to Shediac, New Brunswick, then took a train specially booked for them
to Saint John. There they picked up Leonard Tilley, the aforementioned
“only beau of the party,” as well as two members of Tilley’s government
— Charles Fisher, with his daughter Jane, and William Steeves, with his
two daughters.

       From Saint John, they travelled by steamship down the Bay of Fundy,
the trip taking twenty-four hours, to Portland, Maine (compare this to the
sixty-plus hours it would take to get to Quebec City by ship). There was
as yet no rail line from the Maritimes to Quebec through Canada, and so
the group had to take this roundabout route through the United States. Of
course, what the single women missed in the promenading on the Queen
Victoria’s deck, they gained in the attention paid to them by the recent
widower and then-premier of New Brunswick, Leonard Tilley.
In Quebec City, the Fathers debated and finally crafted the seventy-two
resolutions of the British North America Act, the act that formed the
Canadian constitution at the time, and which still forms the basis of the
Canadian constitution today.

       Politics was not the only thing on the minds of those discussing the creation
of Confederation, however. The men viewed the conference and following
tour of the Canadas as a wonderful opportunity for other matters; they
brought along their unmarried daughters and sisters to … well, to promote
unions of a different sort. Luckily for us, Mercy Coles kept a diary of her
trip.

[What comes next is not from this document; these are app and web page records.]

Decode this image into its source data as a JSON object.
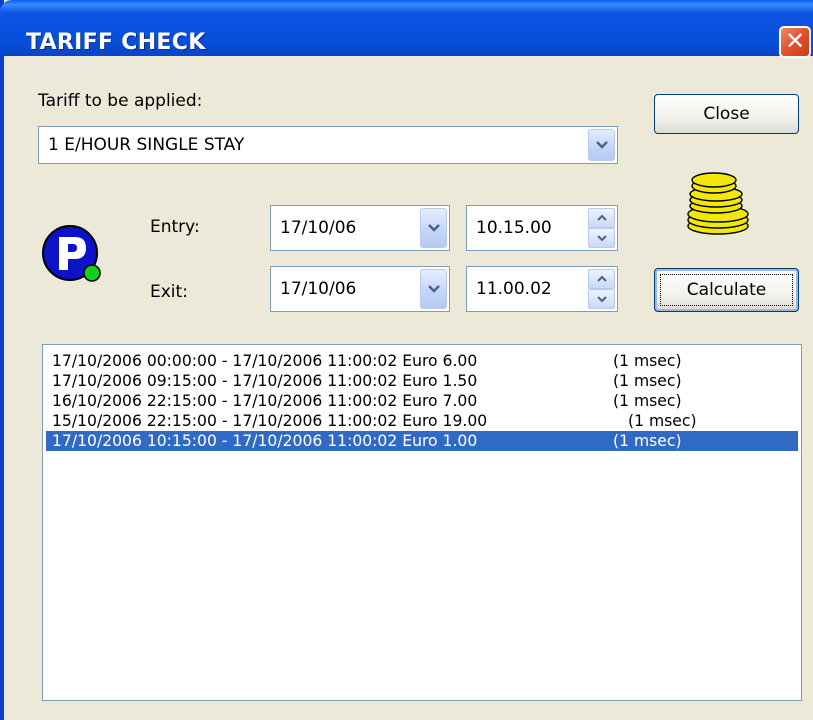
{
  "window": {
    "title": "TARIFF CHECK",
    "close_glyph": "✕"
  },
  "tariff": {
    "label": "Tariff to be applied:",
    "selected": "1 E/HOUR SINGLE STAY"
  },
  "entry": {
    "label": "Entry:",
    "date": "17/10/06",
    "time": "10.15.00"
  },
  "exit": {
    "label": "Exit:",
    "date": "17/10/06",
    "time": "11.00.02"
  },
  "buttons": {
    "close": "Close",
    "calculate": "Calculate"
  },
  "icons": {
    "parking": "parking-p-icon",
    "coins": "coins-stack-icon"
  },
  "colors": {
    "selection": "#316ac5",
    "titlebar": "#0650dc",
    "parking_blue": "#0b12c8",
    "coin": "#f2e60a"
  },
  "results": [
    {
      "text": "17/10/2006 00:00:00 - 17/10/2006 11:00:02 Euro 6.00",
      "time": "(1 msec)",
      "selected": false
    },
    {
      "text": "17/10/2006 09:15:00 - 17/10/2006 11:00:02 Euro 1.50",
      "time": "(1 msec)",
      "selected": false
    },
    {
      "text": "16/10/2006 22:15:00 - 17/10/2006 11:00:02 Euro 7.00",
      "time": "(1 msec)",
      "selected": false
    },
    {
      "text": "15/10/2006 22:15:00 - 17/10/2006 11:00:02 Euro 19.00",
      "time": "(1 msec)",
      "selected": false
    },
    {
      "text": "17/10/2006 10:15:00 - 17/10/2006 11:00:02 Euro 1.00",
      "time": "(1 msec)",
      "selected": true
    }
  ]
}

She wrote of her travels and of the events, balls, banquets, people, and
whirlwind of social happenings and political manoeuvrings as they affected
her and her desires.

     In the mid-19th century, three young Prince Edward Islanders explore their disparate futures at home and away, in a debut novel that is lyrical and precise in its descriptions of land, sea and people, and powerful in its accounts of both personal and political histories of the province and country.

Saskatchewan Book Award judges Joan Barfoot, Christine Cowley and Katherine Gordon for Best First Book